According to Rhee, the Gates people have found that you can measure teacher performance—and not just by looking at student test scores! Expectant, the analysts leaned forward in their chairs.

Soon, they slumped in their seats. This was Rhee’s account of the “amazing work” done by the Gates Foundation:
RHEE (continuing directly): Student academic growth should be part of the equation, based on their research. But you should look at observations of classroom practice, you should look at—

Interestingly, they found that how students rated their teachers correlated very highly to teacher overall performance.
So, so kids really know whether or not they’re in the classroom of a highly effective teacher or not. But the reality is that we have known for a very long time that we could identify great teachers and identify not-so-great teachers.

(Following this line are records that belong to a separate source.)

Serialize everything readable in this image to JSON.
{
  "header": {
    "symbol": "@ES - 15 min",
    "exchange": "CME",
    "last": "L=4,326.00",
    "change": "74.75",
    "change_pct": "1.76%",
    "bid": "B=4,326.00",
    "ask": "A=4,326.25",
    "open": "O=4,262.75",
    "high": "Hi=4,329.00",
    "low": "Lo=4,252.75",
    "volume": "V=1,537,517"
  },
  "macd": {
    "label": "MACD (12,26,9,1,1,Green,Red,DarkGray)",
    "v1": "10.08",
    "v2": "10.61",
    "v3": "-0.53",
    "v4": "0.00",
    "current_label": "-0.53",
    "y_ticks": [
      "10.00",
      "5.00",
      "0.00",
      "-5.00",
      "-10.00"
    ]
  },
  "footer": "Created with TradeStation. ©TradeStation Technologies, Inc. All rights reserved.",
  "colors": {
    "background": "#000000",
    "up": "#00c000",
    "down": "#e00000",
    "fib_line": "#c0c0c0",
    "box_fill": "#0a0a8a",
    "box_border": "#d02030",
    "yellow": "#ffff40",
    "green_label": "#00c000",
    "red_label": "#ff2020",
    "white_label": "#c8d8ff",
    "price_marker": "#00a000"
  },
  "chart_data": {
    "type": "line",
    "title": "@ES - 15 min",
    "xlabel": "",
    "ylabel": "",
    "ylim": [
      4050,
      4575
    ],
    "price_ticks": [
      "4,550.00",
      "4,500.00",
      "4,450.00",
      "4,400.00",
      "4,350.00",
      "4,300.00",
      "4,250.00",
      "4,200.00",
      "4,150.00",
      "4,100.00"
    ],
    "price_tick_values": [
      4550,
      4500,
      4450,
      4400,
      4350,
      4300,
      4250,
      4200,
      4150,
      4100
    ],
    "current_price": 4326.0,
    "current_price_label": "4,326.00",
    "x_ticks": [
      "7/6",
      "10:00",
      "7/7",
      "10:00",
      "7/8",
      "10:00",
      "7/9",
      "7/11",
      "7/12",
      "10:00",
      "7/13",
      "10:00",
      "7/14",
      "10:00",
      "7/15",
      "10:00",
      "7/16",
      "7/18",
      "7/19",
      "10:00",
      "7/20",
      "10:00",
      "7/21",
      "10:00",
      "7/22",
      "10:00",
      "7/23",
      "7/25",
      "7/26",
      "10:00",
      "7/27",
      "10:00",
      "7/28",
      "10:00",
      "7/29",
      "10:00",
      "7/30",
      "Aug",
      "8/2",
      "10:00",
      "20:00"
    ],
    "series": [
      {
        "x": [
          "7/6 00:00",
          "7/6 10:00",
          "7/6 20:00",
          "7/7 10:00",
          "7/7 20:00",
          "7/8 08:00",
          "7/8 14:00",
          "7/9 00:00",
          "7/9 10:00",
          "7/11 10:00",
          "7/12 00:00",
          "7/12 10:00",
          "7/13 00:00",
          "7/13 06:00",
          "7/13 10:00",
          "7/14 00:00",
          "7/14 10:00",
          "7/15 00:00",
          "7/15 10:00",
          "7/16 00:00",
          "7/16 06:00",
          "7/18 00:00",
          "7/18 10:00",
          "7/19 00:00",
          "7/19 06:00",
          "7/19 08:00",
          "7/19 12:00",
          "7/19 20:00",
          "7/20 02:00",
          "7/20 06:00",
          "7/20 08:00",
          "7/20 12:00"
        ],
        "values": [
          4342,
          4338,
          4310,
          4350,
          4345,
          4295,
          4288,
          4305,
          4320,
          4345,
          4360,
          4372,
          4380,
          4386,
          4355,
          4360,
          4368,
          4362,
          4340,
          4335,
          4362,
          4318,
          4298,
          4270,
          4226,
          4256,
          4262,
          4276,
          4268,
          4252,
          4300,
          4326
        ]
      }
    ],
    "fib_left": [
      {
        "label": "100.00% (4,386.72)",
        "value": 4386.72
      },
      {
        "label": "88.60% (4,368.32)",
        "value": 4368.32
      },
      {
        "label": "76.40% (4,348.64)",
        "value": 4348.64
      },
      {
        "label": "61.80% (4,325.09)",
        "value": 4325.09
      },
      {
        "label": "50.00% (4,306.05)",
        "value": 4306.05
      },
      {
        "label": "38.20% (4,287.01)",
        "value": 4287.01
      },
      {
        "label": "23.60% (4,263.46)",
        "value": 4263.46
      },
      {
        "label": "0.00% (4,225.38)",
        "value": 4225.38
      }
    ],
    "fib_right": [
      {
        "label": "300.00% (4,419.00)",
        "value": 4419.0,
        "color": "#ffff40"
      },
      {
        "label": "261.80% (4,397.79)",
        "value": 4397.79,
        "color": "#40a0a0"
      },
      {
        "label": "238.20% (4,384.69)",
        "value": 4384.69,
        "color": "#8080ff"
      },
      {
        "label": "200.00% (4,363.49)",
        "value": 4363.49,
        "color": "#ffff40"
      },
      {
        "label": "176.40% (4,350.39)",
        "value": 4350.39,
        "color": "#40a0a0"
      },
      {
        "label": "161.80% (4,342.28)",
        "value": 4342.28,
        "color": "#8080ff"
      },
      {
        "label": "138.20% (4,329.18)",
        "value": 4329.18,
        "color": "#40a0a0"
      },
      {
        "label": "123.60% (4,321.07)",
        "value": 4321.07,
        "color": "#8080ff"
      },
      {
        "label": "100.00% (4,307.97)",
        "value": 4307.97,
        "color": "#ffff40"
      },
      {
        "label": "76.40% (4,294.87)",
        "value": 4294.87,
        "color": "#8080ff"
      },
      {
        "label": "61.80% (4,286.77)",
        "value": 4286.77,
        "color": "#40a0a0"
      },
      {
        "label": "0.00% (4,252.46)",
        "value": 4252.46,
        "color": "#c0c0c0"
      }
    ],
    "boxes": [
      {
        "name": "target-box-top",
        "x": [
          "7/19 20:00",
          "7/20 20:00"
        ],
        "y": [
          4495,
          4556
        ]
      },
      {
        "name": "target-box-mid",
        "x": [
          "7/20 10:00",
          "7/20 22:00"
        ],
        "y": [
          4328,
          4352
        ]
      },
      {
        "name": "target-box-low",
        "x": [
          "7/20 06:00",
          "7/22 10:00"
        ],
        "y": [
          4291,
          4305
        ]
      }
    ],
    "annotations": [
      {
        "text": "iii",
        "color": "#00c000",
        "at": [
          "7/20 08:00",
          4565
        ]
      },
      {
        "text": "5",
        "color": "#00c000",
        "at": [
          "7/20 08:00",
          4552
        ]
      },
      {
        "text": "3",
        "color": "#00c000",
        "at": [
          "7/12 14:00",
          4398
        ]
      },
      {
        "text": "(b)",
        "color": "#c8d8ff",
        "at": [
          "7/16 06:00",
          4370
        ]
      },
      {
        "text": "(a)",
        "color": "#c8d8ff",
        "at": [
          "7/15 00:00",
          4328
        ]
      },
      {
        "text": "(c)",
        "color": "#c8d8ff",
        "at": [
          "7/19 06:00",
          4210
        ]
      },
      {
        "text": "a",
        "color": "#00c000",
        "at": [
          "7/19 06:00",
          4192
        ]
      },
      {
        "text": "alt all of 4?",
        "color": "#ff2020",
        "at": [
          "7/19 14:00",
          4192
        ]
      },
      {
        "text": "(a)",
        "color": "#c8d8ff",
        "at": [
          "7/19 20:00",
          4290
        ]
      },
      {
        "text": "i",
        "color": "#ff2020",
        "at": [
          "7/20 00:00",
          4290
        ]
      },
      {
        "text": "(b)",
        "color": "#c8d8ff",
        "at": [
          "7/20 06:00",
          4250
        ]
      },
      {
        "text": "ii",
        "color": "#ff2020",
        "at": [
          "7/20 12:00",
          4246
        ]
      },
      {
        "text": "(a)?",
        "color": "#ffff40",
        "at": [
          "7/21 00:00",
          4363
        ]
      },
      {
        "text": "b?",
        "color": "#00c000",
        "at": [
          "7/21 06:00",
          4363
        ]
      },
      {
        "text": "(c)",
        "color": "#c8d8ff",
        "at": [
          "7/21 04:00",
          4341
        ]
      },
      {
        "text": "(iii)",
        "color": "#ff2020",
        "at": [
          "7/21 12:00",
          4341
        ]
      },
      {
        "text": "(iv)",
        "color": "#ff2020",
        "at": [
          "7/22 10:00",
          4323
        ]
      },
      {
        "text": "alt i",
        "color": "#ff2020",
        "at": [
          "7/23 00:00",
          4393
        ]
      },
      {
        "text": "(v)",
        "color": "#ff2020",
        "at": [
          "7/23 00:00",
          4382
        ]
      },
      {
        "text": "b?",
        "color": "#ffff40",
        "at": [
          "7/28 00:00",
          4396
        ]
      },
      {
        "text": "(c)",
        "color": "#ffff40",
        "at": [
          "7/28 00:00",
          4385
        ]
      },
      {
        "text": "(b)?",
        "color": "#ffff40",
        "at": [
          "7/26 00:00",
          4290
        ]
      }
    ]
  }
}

You walk into any school building anywhere in this country today and you ask parents or kids or other teachers, "Who’s the best teacher in the school?" They’ll tell you. Say, "Who—who is not so good?" And they’ll tell you that person, too.

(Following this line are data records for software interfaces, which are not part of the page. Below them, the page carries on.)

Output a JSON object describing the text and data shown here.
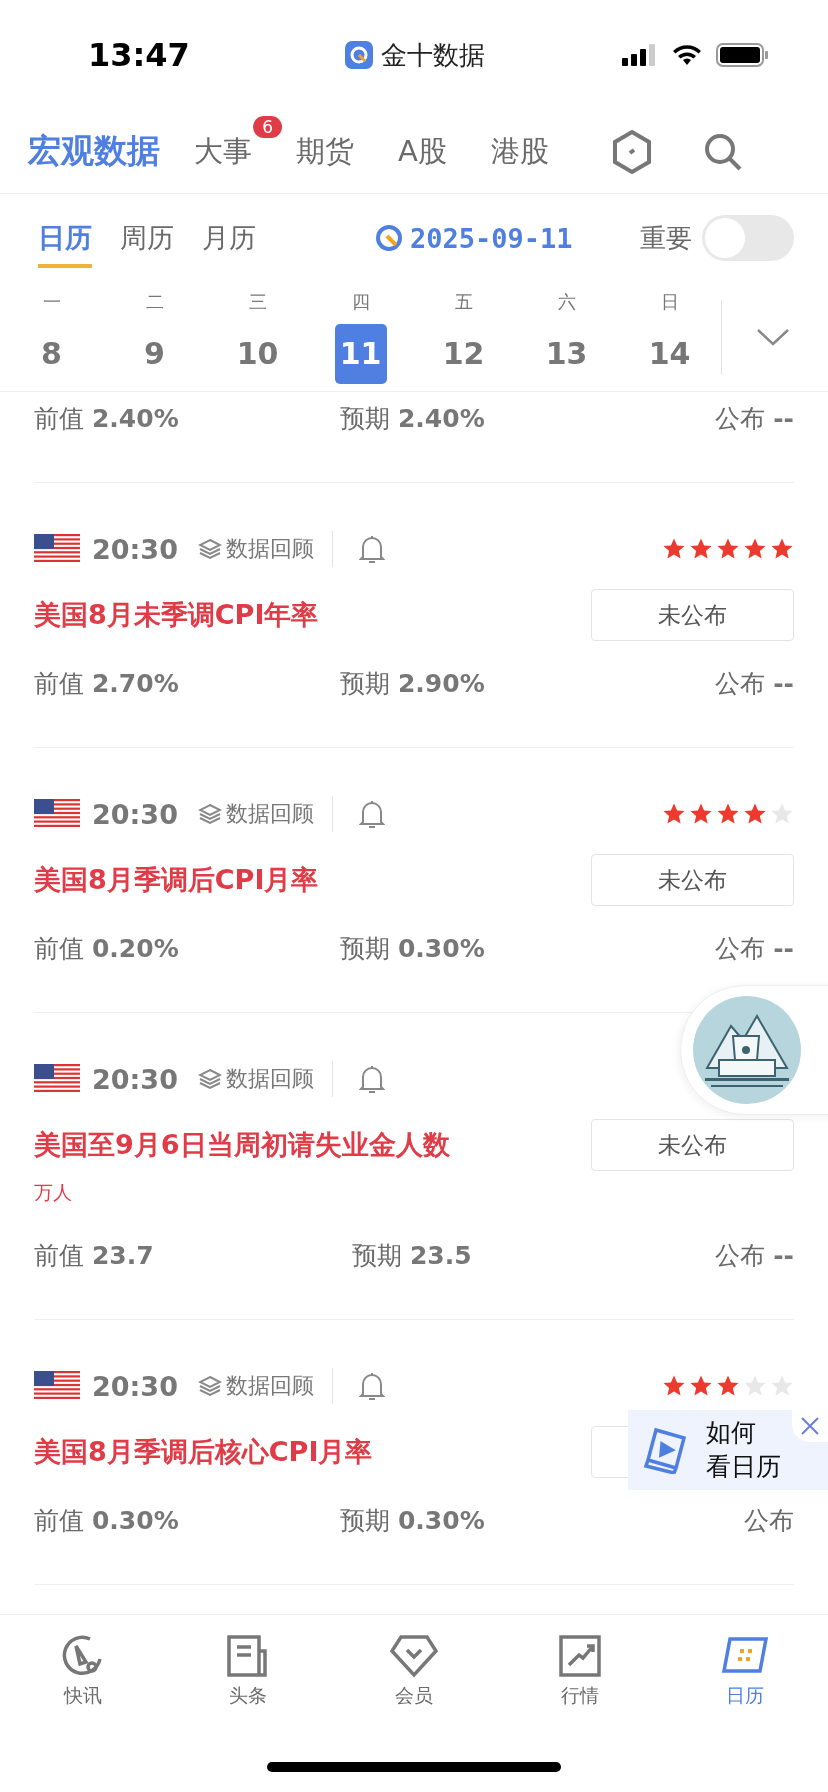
{
  "status_bar": {
    "time": "13:47",
    "app_name": "金十数据"
  },
  "top_tabs": [
    {
      "label": "宏观数据",
      "selected": true
    },
    {
      "label": "大事",
      "selected": false,
      "badge": "6"
    },
    {
      "label": "期货",
      "selected": false
    },
    {
      "label": "A股",
      "selected": false
    },
    {
      "label": "港股",
      "selected": false
    }
  ],
  "view_tabs": [
    {
      "label": "日历",
      "selected": true
    },
    {
      "label": "周历",
      "selected": false
    },
    {
      "label": "月历",
      "selected": false
    }
  ],
  "date": "2025-09-11",
  "important_filter": {
    "label": "重要",
    "on": false
  },
  "week": [
    {
      "weekday": "一",
      "day": "8",
      "selected": false
    },
    {
      "weekday": "二",
      "day": "9",
      "selected": false
    },
    {
      "weekday": "三",
      "day": "10",
      "selected": false
    },
    {
      "weekday": "四",
      "day": "11",
      "selected": true
    },
    {
      "weekday": "五",
      "day": "12",
      "selected": false
    },
    {
      "weekday": "六",
      "day": "13",
      "selected": false
    },
    {
      "weekday": "日",
      "day": "14",
      "selected": false
    }
  ],
  "partial_row": {
    "previous_label": "前值",
    "previous": "2.40%",
    "forecast_label": "预期",
    "forecast": "2.40%",
    "actual_label": "公布",
    "actual": "--"
  },
  "events": [
    {
      "time": "20:30",
      "review": "数据回顾",
      "stars": 5,
      "title": "美国8月未季调CPI年率",
      "status": "未公布",
      "previous_label": "前值",
      "previous": "2.70%",
      "forecast_label": "预期",
      "forecast": "2.90%",
      "actual_label": "公布",
      "actual": "--"
    },
    {
      "time": "20:30",
      "review": "数据回顾",
      "stars": 4,
      "title": "美国8月季调后CPI月率",
      "status": "未公布",
      "previous_label": "前值",
      "previous": "0.20%",
      "forecast_label": "预期",
      "forecast": "0.30%",
      "actual_label": "公布",
      "actual": "--"
    },
    {
      "time": "20:30",
      "review": "数据回顾",
      "title": "美国至9月6日当周初请失业金人数",
      "unit": "万人",
      "status": "未公布",
      "previous_label": "前值",
      "previous": "23.7",
      "forecast_label": "预期",
      "forecast": "23.5",
      "actual_label": "公布",
      "actual": "--"
    },
    {
      "time": "20:30",
      "review": "数据回顾",
      "stars": 3,
      "title": "美国8月季调后核心CPI月率",
      "previous_label": "前值",
      "previous": "0.30%",
      "forecast_label": "预期",
      "forecast": "0.30%",
      "actual_label": "公布"
    }
  ],
  "guide_card": {
    "lines": [
      "如何",
      "看日历"
    ]
  },
  "bottom_nav": [
    {
      "label": "快讯",
      "selected": false
    },
    {
      "label": "头条",
      "selected": false
    },
    {
      "label": "会员",
      "selected": false
    },
    {
      "label": "行情",
      "selected": false
    },
    {
      "label": "日历",
      "selected": true
    }
  ]
}
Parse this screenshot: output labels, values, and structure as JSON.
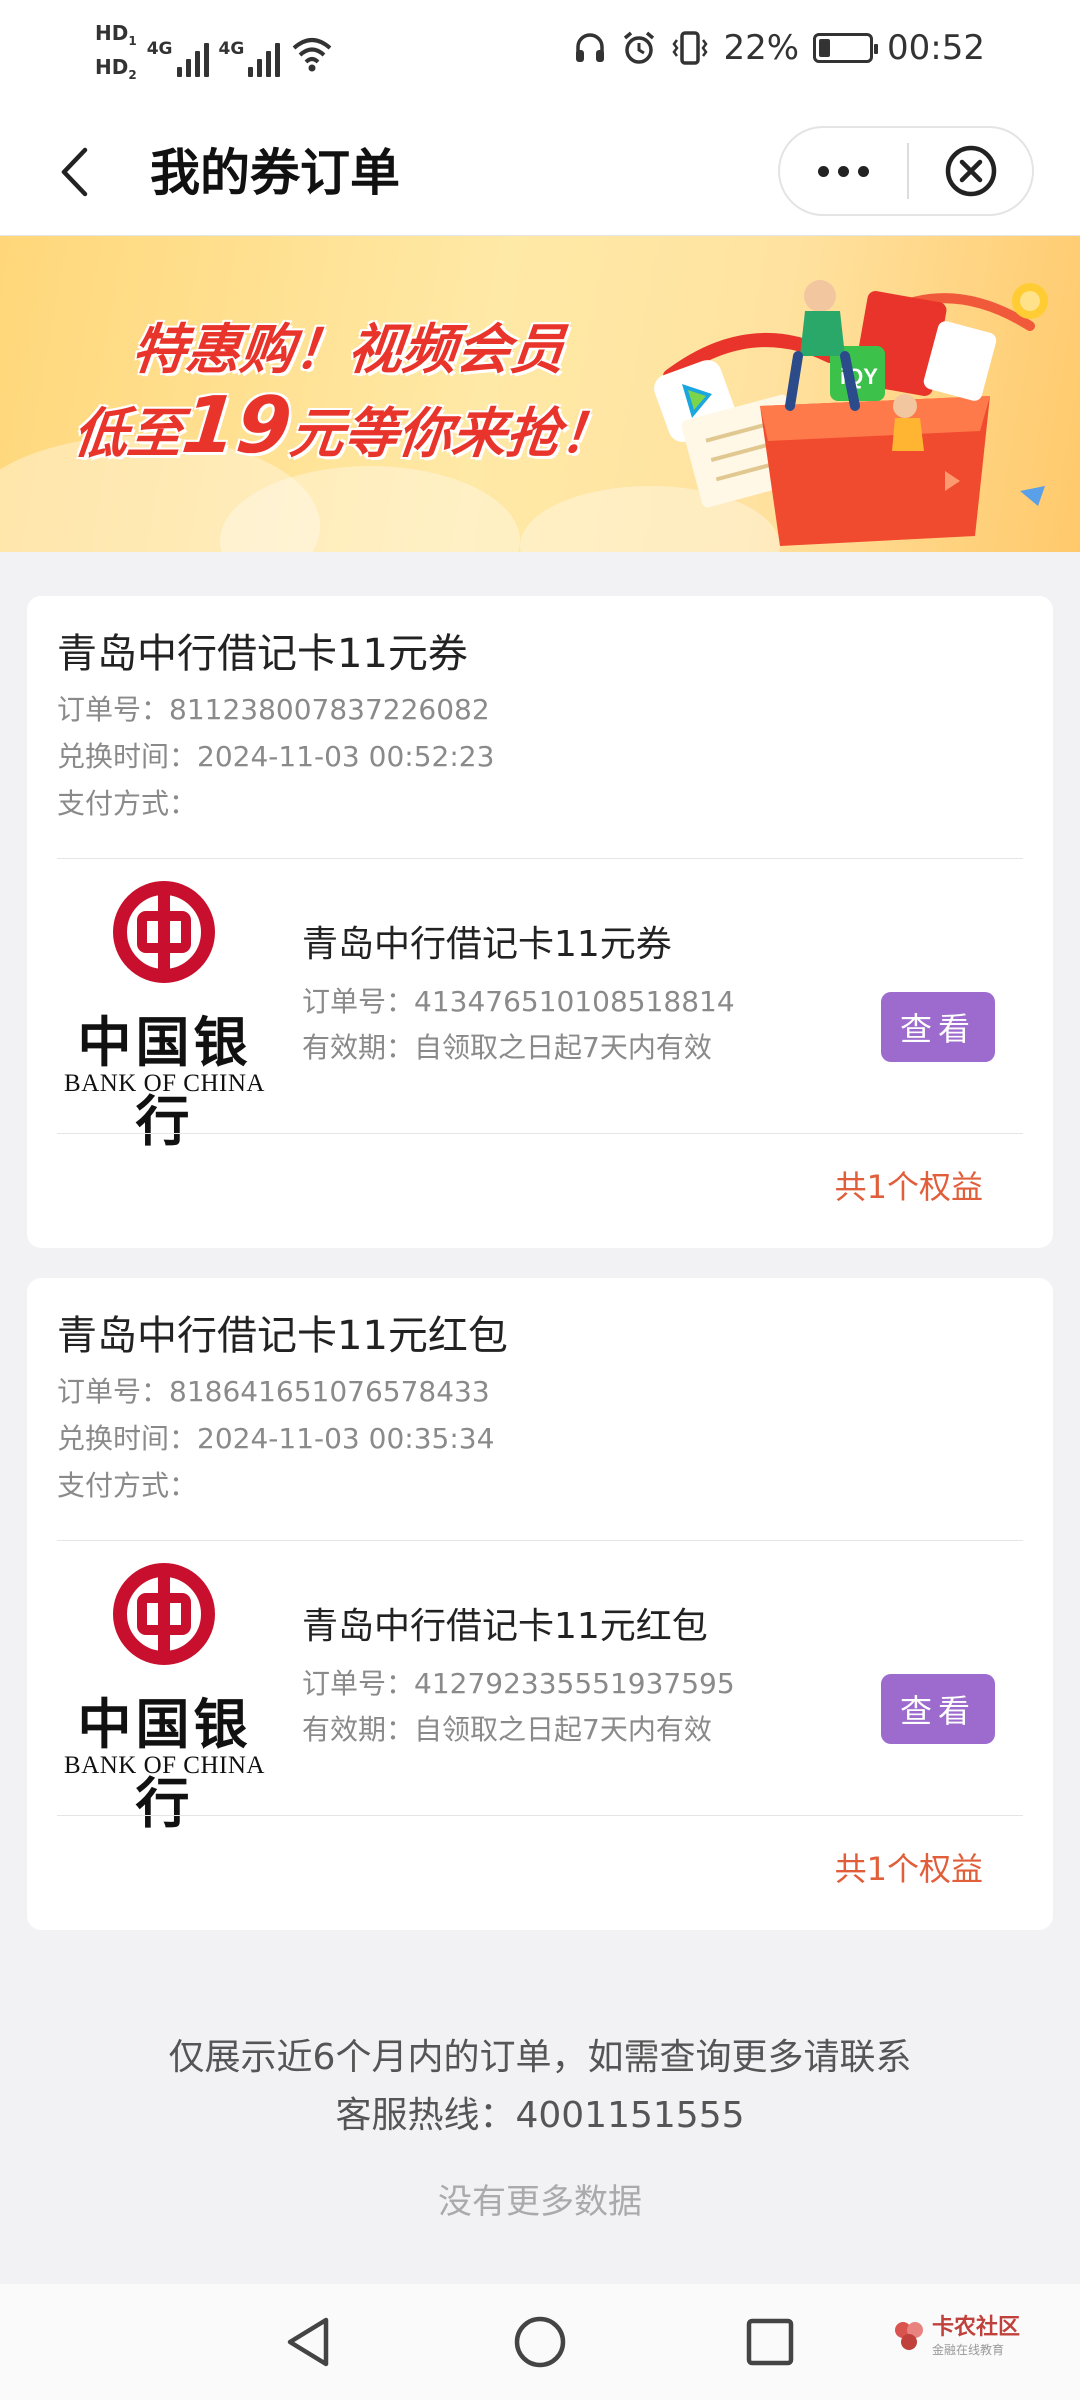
{
  "status_bar": {
    "hd1": "HD",
    "hd1_sub": "1",
    "hd2": "HD",
    "hd2_sub": "2",
    "sig1": "4G",
    "sig2": "4G",
    "battery_pct": "22%",
    "time": "00:52",
    "battery_level": 0.22
  },
  "nav": {
    "title": "我的券订单"
  },
  "banner": {
    "line1": "特惠购！视频会员",
    "line2_a": "低至",
    "line2_num": "19",
    "line2_b": "元等你来抢！"
  },
  "orders": [
    {
      "title": "青岛中行借记卡11元券",
      "order_no_label": "订单号：",
      "order_no": "811238007837226082",
      "time_label": "兑换时间：",
      "time": "2024-11-03 00:52:23",
      "pay_label": "支付方式：",
      "logo_cn": "中国银行",
      "logo_en": "BANK OF CHINA",
      "item_name": "青岛中行借记卡11元券",
      "item_no_label": "订单号：",
      "item_no": "413476510108518814",
      "validity_label": "有效期：",
      "validity": "自领取之日起7天内有效",
      "view_label": "查看",
      "benefit": "共1个权益"
    },
    {
      "title": "青岛中行借记卡11元红包",
      "order_no_label": "订单号：",
      "order_no": "818641651076578433",
      "time_label": "兑换时间：",
      "time": "2024-11-03 00:35:34",
      "pay_label": "支付方式：",
      "logo_cn": "中国银行",
      "logo_en": "BANK OF CHINA",
      "item_name": "青岛中行借记卡11元红包",
      "item_no_label": "订单号：",
      "item_no": "412792335551937595",
      "validity_label": "有效期：",
      "validity": "自领取之日起7天内有效",
      "view_label": "查看",
      "benefit": "共1个权益"
    }
  ],
  "footer": {
    "note_line1": "仅展示近6个月内的订单，如需查询更多请联系",
    "note_line2": "客服热线：4001151555",
    "no_more": "没有更多数据"
  },
  "watermark": {
    "name": "卡农社区",
    "sub": "金融在线教育"
  },
  "colors": {
    "accent_button": "#9d6bce",
    "benefit_text": "#e15e3a",
    "boc_red": "#c8102e"
  }
}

So there is a way that we can identify you know where, where different teachers are in terms of their, their performance. We just have to have a commitment to doing so.
If you want to know who the good teachers are, you just have to ask the students—or you can ask their parents! This is also a good way to spot the teachers who aren't very good.

Also, “you should look at observations of classroom practice.”

We’re willing to assume that the Gates folk may have come up with more than this. But this really is what Rhee told Rose:

If you want to go beyond student test scores, you can ask the students if their teachers are good, or you can observe the teachers. You can also ask other teachers if a teacher is good.

Charlie listened to this, then moved to another topic.

This exchange doesn’t come within a hundred miles of being “mediocre.” And yet, the Rose program airs on PBS. It is generally bill-boarded as one of our brightest news hours.

Rose was worthless last night, as he usually is when interviewing a Bloomberg favorite. As the week proceeds, we’ll share one or two of last evening’s other exchanges.

To watch last night's segment, click this.


  1. I wonder where the school district is that doesn't make some attempt to "observe classroom performance."

    On thing the Rhees never bother to deal with is the huge bureaucracy that would be required, and the expense, to do the kind of measurement they think they want. That's one reason large-scale replication of all these schemes is so problematic.

    If it is so easy to measure performance and to find the "bad" teachers, then it should be equally easy for administrators to get the bad ones terminated for cause.

  2. How old are these kids who are so good at judging teahers' performances? When I was a pupil, the teachers who were the nicest, gave the least homework and graded the most leniently were the most beloved by us kids. We hated the "mean" teachers, but in at least one instance this mean teacher, a Mr. Clemons, was very old school, tolerated no silliness, rode this students hard, eschewed such modern approaches and "the new math," and was generally feared and despised by anyone who fell under his tutelage or feared they might. But, by cracky, his students somehow managed to learn concepts that remained foggy to those with more beloved teachers.

  3. To add to the mix:
    Different teachers are effective for different students at different times. And students may (or may not) appreciate said effectiveness at the time -- or many years in retrospect.

    Not to mention the "set-up" work that the plodding masses of teachers do for the few teachers who are remembered by their students as gods or goddesses. That is all well and good. But do we then simply fire all the setter-uppers? We'd be left with a handful of super-hero-teachers for thousands and thousands, millions. Good luck to the super-heroes, then.